With posters for the animated film scattered all over town, they’ve been super keen to see it – so we kick-started the bank holiday weekend with a trip to the Odeon cinema as part of our blogger ambassador role with The Red Dragon Centre in Cardiff Bay.
The reviews I’d read beforehand had been rather negative, criticising the dull storyline and clichéd bird-related puns. This is complete contrast to the public reaction because the film managed to gross $39m in the US box offices on its opening weekend, knocking Captain America: Civil War off the top of the charts, and has already earned more than $150m worldwide, according to estimates from Sony. Most of the critics are way older than the intended audience of this film (the under-11 crowd) – so what would they know anyway?!
My children loved it. Little Miss E, age 6, Little Man O, age 4.5 and Toddler Boy I, 2, sat transfixed for the entire film. With the trailers and adverts giving it a running time of an hour and 45 minutes, I think that says a lot about the film’s power to engage. There were one or two moments when they got a bit scared, but other than that, it was a fun and colourful film that they said they would happily recommend to other children.
The storyline follows Red (voiced by Jason Sudeikis), a red (funnily enough) bird with huge black eyebrows who can’t control his temper. After one rage-related incident too many with his fellow bird-folk on Bird Island, he is sentenced to anger management classes.
Shunned by his fellow birds, he forms an unlikely friendship with his course mates Bomb (Danny McBride), a large black bird with a tendency to explode, Chuck (Josh Gad), a fast-talking yellow bird, and the huge and mysterious Terence (Sean Penn).
When a gang of green pigs befriend the islanders, Red becomes suspicious of their intentions – yet no one believes him and he is further ostracised. However, when the pigs hatch a plan to steal all the eggs to feast upon, Red and his gang must come to the rescue.

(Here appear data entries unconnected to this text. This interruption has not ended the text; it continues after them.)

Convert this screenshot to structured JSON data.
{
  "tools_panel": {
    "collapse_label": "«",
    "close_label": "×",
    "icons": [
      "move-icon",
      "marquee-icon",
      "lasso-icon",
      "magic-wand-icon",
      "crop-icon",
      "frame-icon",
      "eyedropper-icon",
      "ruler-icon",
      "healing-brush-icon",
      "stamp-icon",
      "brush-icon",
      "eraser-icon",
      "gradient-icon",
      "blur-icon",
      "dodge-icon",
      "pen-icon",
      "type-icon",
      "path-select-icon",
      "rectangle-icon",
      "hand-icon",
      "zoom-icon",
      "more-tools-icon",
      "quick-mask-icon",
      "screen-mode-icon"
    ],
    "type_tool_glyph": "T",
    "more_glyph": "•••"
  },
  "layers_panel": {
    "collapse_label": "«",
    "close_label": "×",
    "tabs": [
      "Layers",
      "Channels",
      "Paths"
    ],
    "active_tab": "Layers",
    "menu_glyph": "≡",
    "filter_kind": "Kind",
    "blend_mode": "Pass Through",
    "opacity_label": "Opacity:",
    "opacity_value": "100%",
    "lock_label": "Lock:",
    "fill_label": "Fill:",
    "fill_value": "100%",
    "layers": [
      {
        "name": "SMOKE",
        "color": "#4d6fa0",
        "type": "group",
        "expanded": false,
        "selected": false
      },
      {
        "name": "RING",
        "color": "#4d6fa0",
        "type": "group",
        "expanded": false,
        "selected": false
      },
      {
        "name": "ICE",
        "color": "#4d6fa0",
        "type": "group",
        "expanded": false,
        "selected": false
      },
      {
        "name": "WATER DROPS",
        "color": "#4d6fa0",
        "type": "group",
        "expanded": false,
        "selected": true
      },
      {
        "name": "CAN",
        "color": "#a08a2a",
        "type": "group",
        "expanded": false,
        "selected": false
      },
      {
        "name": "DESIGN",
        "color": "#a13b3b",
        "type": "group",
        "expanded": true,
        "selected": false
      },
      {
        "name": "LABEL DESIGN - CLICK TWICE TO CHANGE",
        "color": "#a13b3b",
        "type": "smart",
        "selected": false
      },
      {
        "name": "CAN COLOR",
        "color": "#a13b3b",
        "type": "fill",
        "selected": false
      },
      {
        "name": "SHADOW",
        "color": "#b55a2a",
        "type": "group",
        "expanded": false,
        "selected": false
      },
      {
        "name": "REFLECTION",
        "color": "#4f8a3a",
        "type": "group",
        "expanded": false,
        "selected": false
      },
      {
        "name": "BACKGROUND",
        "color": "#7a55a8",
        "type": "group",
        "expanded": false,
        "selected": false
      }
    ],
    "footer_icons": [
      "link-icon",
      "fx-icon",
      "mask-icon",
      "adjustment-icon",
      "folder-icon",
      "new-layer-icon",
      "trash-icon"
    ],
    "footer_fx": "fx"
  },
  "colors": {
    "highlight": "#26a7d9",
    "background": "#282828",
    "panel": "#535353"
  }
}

When the other birds finally realise what the pigs are up to, they turn to our hero for help, and he wastes no time in rallying them to join him on a rescue mission.
As I mentioned, there were a few moments my kids watched behind their hands – Little Man got particularly upset when it looked Red would fail in this mission, but it was nothing a cuddle from Daddy didn’t solve.
Overall, they really enjoyed the film. They especially loved the birds being catapulted into the pigs’ castle – based on the game, but like I said, that fact was lost on my children.
From a parental point of view, it didn’t quite have the subtle level of grown-up humour usually found in animated family films, but there were some clever touches that would pass over the heads of most children. The Kevin Bacon in Hamlet poster in the background of one of the scenes made me laugh, as did references to bird control, as a play on birth control.
The Angry Birds Movie is a fast-paced, inoffensive and enjoyable film, full of colour and character. The critics might not have loved it – but my kids did, and that’s what matters most to me.
The Angry Birds Movie (U) is currently showing at the Odeon cinema at The Red Dragon Centre, Cardiff Bay. You can watch the trailer here.